> _Problem to solve_
The exercise asks you to copy every line below in which "JSON" appears.

((

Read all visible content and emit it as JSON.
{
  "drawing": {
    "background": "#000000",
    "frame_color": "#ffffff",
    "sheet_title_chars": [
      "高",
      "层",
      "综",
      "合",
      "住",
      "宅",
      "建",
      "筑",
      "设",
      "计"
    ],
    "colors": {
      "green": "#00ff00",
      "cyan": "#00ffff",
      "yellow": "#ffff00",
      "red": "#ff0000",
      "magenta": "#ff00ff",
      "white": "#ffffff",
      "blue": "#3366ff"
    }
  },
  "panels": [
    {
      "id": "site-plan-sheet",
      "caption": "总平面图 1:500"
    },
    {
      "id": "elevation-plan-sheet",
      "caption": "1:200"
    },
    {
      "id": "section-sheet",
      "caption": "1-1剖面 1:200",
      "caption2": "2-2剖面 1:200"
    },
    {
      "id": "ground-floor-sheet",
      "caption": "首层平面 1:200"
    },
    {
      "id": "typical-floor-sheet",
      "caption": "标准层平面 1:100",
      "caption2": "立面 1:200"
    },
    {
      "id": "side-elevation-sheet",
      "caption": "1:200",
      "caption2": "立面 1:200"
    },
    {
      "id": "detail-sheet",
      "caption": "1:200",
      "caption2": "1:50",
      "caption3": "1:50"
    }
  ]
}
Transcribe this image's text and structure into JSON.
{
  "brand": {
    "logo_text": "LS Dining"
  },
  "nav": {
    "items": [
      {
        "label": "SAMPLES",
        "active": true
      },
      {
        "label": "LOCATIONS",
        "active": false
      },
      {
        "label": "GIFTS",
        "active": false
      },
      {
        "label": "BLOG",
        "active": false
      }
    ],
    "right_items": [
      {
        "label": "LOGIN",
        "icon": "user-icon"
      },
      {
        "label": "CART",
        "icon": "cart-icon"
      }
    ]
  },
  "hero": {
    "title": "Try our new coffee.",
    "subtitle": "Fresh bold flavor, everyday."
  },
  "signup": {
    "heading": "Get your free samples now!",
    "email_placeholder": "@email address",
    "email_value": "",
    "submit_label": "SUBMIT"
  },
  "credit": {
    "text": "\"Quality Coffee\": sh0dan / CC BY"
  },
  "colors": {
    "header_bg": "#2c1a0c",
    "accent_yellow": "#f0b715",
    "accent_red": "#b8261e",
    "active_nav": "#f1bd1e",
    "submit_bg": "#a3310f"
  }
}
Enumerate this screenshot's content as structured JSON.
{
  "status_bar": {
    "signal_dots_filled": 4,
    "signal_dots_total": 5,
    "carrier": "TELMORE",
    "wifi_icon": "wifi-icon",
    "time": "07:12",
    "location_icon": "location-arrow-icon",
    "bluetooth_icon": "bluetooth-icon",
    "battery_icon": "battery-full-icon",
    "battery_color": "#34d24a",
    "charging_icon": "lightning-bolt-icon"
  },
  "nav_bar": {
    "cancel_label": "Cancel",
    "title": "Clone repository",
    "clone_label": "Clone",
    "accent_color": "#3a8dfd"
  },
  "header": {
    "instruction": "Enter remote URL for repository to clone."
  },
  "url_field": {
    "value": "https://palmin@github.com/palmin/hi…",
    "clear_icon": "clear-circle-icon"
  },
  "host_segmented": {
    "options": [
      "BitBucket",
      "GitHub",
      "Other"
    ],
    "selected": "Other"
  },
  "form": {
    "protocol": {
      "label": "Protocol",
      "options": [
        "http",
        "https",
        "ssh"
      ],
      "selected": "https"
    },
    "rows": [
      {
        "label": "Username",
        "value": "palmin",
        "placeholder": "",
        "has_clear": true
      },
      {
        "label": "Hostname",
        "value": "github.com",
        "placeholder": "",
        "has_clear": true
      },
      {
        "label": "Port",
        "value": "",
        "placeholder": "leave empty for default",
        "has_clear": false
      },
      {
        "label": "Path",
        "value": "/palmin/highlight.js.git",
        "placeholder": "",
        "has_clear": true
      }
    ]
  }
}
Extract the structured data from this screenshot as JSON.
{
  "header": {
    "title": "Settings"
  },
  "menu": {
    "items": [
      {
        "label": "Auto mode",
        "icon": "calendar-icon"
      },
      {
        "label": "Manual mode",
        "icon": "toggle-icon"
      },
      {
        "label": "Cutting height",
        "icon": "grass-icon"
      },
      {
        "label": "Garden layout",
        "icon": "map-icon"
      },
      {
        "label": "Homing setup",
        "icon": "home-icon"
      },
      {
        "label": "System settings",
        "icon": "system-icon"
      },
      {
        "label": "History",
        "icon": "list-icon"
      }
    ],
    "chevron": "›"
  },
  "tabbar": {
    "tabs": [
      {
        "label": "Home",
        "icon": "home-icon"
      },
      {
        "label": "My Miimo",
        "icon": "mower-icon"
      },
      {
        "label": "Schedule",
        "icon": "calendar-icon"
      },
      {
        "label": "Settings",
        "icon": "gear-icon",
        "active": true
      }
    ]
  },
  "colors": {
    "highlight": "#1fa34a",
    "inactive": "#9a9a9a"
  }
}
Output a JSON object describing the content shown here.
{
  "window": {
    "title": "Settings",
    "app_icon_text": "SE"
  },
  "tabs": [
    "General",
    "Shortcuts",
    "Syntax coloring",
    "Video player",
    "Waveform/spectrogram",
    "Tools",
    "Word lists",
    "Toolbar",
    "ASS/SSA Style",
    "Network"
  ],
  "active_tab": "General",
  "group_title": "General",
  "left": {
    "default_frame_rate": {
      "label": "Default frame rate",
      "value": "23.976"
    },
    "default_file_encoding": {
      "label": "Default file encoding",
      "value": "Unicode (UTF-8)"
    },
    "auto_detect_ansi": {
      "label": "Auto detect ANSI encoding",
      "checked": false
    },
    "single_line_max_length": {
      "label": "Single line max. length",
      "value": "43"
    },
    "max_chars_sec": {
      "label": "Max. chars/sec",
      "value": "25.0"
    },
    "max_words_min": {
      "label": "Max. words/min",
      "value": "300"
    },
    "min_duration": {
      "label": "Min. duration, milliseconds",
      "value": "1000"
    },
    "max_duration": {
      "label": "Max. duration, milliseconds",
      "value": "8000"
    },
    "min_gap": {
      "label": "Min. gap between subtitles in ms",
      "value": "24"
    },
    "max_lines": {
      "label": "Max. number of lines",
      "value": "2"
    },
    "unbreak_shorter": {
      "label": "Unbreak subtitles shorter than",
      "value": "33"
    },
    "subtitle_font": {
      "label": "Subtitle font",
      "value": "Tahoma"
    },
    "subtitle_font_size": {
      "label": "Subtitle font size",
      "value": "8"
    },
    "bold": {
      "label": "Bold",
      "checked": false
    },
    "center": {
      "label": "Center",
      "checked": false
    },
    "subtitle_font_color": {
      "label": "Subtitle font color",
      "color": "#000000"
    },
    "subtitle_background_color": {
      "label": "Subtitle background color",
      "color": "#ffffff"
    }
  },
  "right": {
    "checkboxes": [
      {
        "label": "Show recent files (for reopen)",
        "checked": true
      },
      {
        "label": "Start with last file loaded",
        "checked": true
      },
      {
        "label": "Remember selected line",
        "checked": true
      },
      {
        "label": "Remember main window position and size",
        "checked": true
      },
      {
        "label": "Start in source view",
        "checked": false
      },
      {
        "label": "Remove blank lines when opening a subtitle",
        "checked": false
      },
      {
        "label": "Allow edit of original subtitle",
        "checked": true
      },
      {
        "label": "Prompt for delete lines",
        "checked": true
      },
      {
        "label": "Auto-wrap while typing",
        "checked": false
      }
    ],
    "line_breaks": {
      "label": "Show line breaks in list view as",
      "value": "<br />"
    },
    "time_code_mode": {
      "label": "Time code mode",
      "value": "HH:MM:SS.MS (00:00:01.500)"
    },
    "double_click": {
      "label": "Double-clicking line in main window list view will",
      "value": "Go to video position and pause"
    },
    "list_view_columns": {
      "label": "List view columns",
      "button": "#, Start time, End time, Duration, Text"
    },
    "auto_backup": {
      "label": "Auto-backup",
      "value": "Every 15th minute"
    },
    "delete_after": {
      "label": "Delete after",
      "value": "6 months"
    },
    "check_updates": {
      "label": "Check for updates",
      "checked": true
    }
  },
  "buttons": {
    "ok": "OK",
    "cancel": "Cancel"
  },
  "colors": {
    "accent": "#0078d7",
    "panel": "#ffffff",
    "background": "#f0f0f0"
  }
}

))

> _Result below_
Read all visible content and emit it as JSON.
Transcribe this image's text and structure into JSON.
Enumerate this screenshot's content as structured JSON.
Extract the structured data from this screenshot as JSON.
Output a JSON object describing the content shown here.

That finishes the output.